Therefore, the only way to survive for Natives is to be moved further West in “Indian territories”. In 1830, the American Government passed a law to put this policy in practice, the Indian Removal Act.

One of the most tragic examples is that of the Cherokees, who were the first to suffer from this policy. The Cherokees had evolved into a civilized community and had followed the White rules: they had their own newspapers and their own constitution, modeled on the American one. But none of this saved them.

In the 1830’s, Congress decided their land belonged to Georgia and that it had to be sold to White settlers. The Cherokees were forced to march hundreds of miles to reach Oklahoma. With the terrible winter of 1830, their journey turned out to a nightmare that lasted 5 months. A quarter of the Cherokee nation perished: it was called the “Trail of Tears“.

The Federal Government started to organize the land for settlement: land should be surveyed and divided into square units called “townships” (about 6 x 6 miles). It marked the beginning of the gigantic expansion.

The War of 1812

In June 1812, Congress declared war to Britain. American ships won a number of battles at sea but the British Navy gained complete control and blockaded American harbors.

The Americans also tried to invade Canada (territory ruled by the British) but they failed. British forces captured and burnt the city of Washington, capital of the USA: symbolic defeat.

In December 1814, the peace was signed in Europe but two weeks later, British forces attacked New Orleans because they did not know peace was signed.

That was a lesson for the Americans, especially for the industry: Americans began to make their goods on their own.
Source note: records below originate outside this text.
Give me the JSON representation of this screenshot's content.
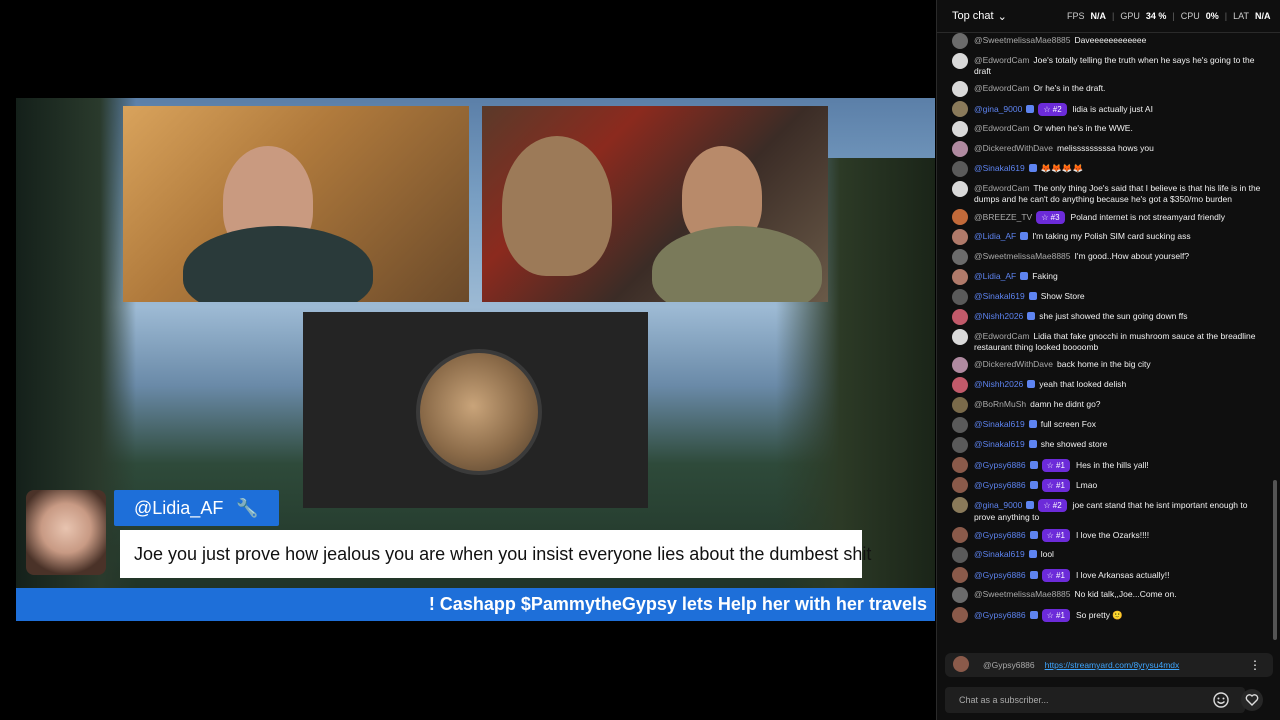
{
  "video": {
    "comment": {
      "username": "@Lidia_AF",
      "text": "Joe you just prove how jealous you are when you insist everyone lies about the dumbest shit"
    },
    "ticker": "! Cashapp $PammytheGypsy lets Help her with her travels"
  },
  "chat": {
    "header": {
      "top_chat_label": "Top chat",
      "fps_label": "FPS",
      "fps_value": "N/A",
      "gpu_label": "GPU",
      "gpu_value": "34 %",
      "cpu_label": "CPU",
      "cpu_value": "0%",
      "lat_label": "LAT",
      "lat_value": "N/A"
    },
    "messages": [
      {
        "author": "@SweetmelissaMae8885",
        "text": "Daveeeeeeeeeeee",
        "avatar_color": "#6b6b6b",
        "author_style": ""
      },
      {
        "author": "@EdwordCam",
        "text": "Joe's totally telling the truth when he says he's going to the draft",
        "avatar_color": "#d9d9d9",
        "author_style": ""
      },
      {
        "author": "@EdwordCam",
        "text": "Or he's in the draft.",
        "avatar_color": "#d9d9d9",
        "author_style": ""
      },
      {
        "author": "@gina_9000",
        "rank": "#2",
        "text": "lidia is actually just AI",
        "avatar_color": "#8a7a5a",
        "author_style": "mod"
      },
      {
        "author": "@EdwordCam",
        "text": "Or when he's in the WWE.",
        "avatar_color": "#d9d9d9",
        "author_style": ""
      },
      {
        "author": "@DickeredWithDave",
        "text": "melisssssssssa hows you",
        "avatar_color": "#b08aa0",
        "author_style": ""
      },
      {
        "author": "@Sinakal619",
        "text": "🦊🦊🦊🦊",
        "avatar_color": "#5a5a5a",
        "author_style": "mod"
      },
      {
        "author": "@EdwordCam",
        "text": "The only thing Joe's said that I believe is that his life is in the dumps and he can't do anything because he's got a $350/mo burden",
        "avatar_color": "#d9d9d9",
        "author_style": ""
      },
      {
        "author": "@BREEZE_TV",
        "rank": "#3",
        "text": "Poland internet is not streamyard friendly",
        "avatar_color": "#c26a3a",
        "author_style": ""
      },
      {
        "author": "@Lidia_AF",
        "text": "I'm taking my Polish SIM card sucking ass",
        "avatar_color": "#b07a6a",
        "author_style": "mod"
      },
      {
        "author": "@SweetmelissaMae8885",
        "text": "I'm good..How about yourself?",
        "avatar_color": "#6b6b6b",
        "author_style": ""
      },
      {
        "author": "@Lidia_AF",
        "text": "Faking",
        "avatar_color": "#b07a6a",
        "author_style": "mod"
      },
      {
        "author": "@Sinakal619",
        "text": "Show Store",
        "avatar_color": "#5a5a5a",
        "author_style": "mod"
      },
      {
        "author": "@Nishh2026",
        "text": "she just showed the sun going down ffs",
        "avatar_color": "#c25a6a",
        "author_style": "mod"
      },
      {
        "author": "@EdwordCam",
        "text": "Lidia that fake gnocchi in mushroom sauce at the breadline restaurant thing looked boooomb",
        "avatar_color": "#d9d9d9",
        "author_style": ""
      },
      {
        "author": "@DickeredWithDave",
        "text": "back home in the big city",
        "avatar_color": "#b08aa0",
        "author_style": ""
      },
      {
        "author": "@Nishh2026",
        "text": "yeah that looked delish",
        "avatar_color": "#c25a6a",
        "author_style": "mod"
      },
      {
        "author": "@BoRnMuSh",
        "text": "damn he didnt go?",
        "avatar_color": "#7a6a4a",
        "author_style": ""
      },
      {
        "author": "@Sinakal619",
        "text": "full screen Fox",
        "avatar_color": "#5a5a5a",
        "author_style": "mod"
      },
      {
        "author": "@Sinakal619",
        "text": "she showed store",
        "avatar_color": "#5a5a5a",
        "author_style": "mod"
      },
      {
        "author": "@Gypsy6886",
        "rank": "#1",
        "text": "Hes in the hills yall!",
        "avatar_color": "#8a5a4a",
        "author_style": "mod"
      },
      {
        "author": "@Gypsy6886",
        "rank": "#1",
        "text": "Lmao",
        "avatar_color": "#8a5a4a",
        "author_style": "mod"
      },
      {
        "author": "@gina_9000",
        "rank": "#2",
        "text": "joe cant stand that he isnt important enough to prove anything to",
        "avatar_color": "#8a7a5a",
        "author_style": "mod"
      },
      {
        "author": "@Gypsy6886",
        "rank": "#1",
        "text": "I love the Ozarks!!!!",
        "avatar_color": "#8a5a4a",
        "author_style": "mod"
      },
      {
        "author": "@Sinakal619",
        "text": "lool",
        "avatar_color": "#5a5a5a",
        "author_style": "mod"
      },
      {
        "author": "@Gypsy6886",
        "rank": "#1",
        "text": "I love Arkansas actually!!",
        "avatar_color": "#8a5a4a",
        "author_style": "mod"
      },
      {
        "author": "@SweetmelissaMae8885",
        "text": "No kid talk,,Joe...Come on.",
        "avatar_color": "#6b6b6b",
        "author_style": ""
      },
      {
        "author": "@Gypsy6886",
        "rank": "#1",
        "text": "So pretty 🙂",
        "avatar_color": "#8a5a4a",
        "author_style": "mod"
      }
    ],
    "pinned": {
      "author": "@Gypsy6886",
      "link": "https://streamyard.com/8yrysu4mdx"
    },
    "input_placeholder": "Chat as a subscriber..."
  }
}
America was to become a manufacturing industry.

Even Jefferson, who was against manufactory, turned about when he realized how much important it was. War became an economic development and there was a need to “place the manufacturer at the side of the agriculturer”.

“Old Hickory” : Andrew Jackson

Andrew Jackson was a hero of the Frontier and was nicknamed “Old Hickory”. He differed from the former Presidents, who were all rich and coming from the Atlantic settlements.

Indeed, he was from a poor family from the West Coast who fought for the Frontier and who became a rich land-owner.

Jackson was elected in 1828 and he is one of the founders of the Democratic Party: the Government should be organized to benefit the “Great Body” of the USA.

He was mainly elected (and re-elected in 1832) by planters, farmers, mechanics, and laborers because the keyword of his policy was “cheap”:

  • money: low rates of interests
  • land: forcing Indians West
  • manufacturing goods: reducing import duties

Jackson was responsible for the slow annihilation of the Natives. His attitude is controversial today: some historians think he was concerned with his own interest (a populist).

Those who stand for him, on the contrary, highlight the fact that Jacksonian Democracy was an important landmark in American history.